The opening chorus originally opened with the line “niggers all work on the Mississippi,” but here it was changed to “coloured folks work on the Mississippi.”  This is political correctness gone mad.  The show is partly about racism for God’s sake – cutting out the racist language that the show is criticising is just completely insane.   It’s like making a film about homophobia and cutting out all the derogatory language that is part of that.   What’s even more mad is that the word “nigger” was retained during the dialogue – so why edit it out of the opening chorus?  The whole point of that opening line of the show is that it is hard-hitting – it told Broadway audiences in 1927 that this was no ordinary, light-hearted show.

But, all these changes aside, the whole thing completely fails as decent entertainment because it is performed by an opera company.  It’s like hearing Pavarotti sing Frank Sinatra.  It doesn’t work.  Yes, it’s fine for some characters – Magnolia and Ravenal can be sung with an opera voice and the show loses nothing.  But Julie ends up as a drunk in a bar singing torch songs – and sounds like Kiri te Kanawa when she should be sounding more like Billie Holiday.  It means the whole thing doesn’t make sense for the story and the characters become unbelievable.  Talking of unbelievable, Magnolia is meant to be 16 when the show starts, and yet is played by Heidi Stober who, according to my calculations, is nearer forty.   Yes, in opera we’re used to this kind of casting – but this isn’t opera, it’s theatre.  Sadly those behind the production failed to realise this.
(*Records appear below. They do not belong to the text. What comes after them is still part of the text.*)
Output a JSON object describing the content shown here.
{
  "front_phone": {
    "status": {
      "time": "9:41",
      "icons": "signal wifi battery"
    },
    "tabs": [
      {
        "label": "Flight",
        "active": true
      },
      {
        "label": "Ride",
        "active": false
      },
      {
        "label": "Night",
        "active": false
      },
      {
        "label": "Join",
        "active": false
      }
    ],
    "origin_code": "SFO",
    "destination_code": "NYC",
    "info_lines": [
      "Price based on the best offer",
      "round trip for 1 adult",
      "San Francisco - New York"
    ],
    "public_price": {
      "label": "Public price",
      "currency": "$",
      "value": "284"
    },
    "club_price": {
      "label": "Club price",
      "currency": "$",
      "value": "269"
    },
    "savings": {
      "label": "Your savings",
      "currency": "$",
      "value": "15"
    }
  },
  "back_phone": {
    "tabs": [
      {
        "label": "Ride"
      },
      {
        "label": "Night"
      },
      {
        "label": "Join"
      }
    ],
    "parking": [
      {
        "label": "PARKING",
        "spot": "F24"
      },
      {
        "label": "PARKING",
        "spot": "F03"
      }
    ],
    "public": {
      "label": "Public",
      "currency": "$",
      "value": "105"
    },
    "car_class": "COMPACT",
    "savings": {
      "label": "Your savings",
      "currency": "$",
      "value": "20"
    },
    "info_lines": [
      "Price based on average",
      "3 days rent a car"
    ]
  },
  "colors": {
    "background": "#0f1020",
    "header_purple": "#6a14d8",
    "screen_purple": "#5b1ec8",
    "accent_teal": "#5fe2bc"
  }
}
Messing with the order of songs, cutting numbers and changing the narrative would be fine for viewers who don’t know the show well as they wouldn’t realise what had changed or been excised. However, when you couple this with a production that fatally casts the wrong kind of singers it’s a step too far.  And all of this (complete with appalling over-acting at times) is magnified when you then watch it on a big screen in a cinema.    There were some very good episodes, most notably a powerful rendition of the miscegenation scene which still moves an audience ninety years after it was written, but for the most part this was a fatally flawed production of a show that doesn’t get revived nearly often enough to start with.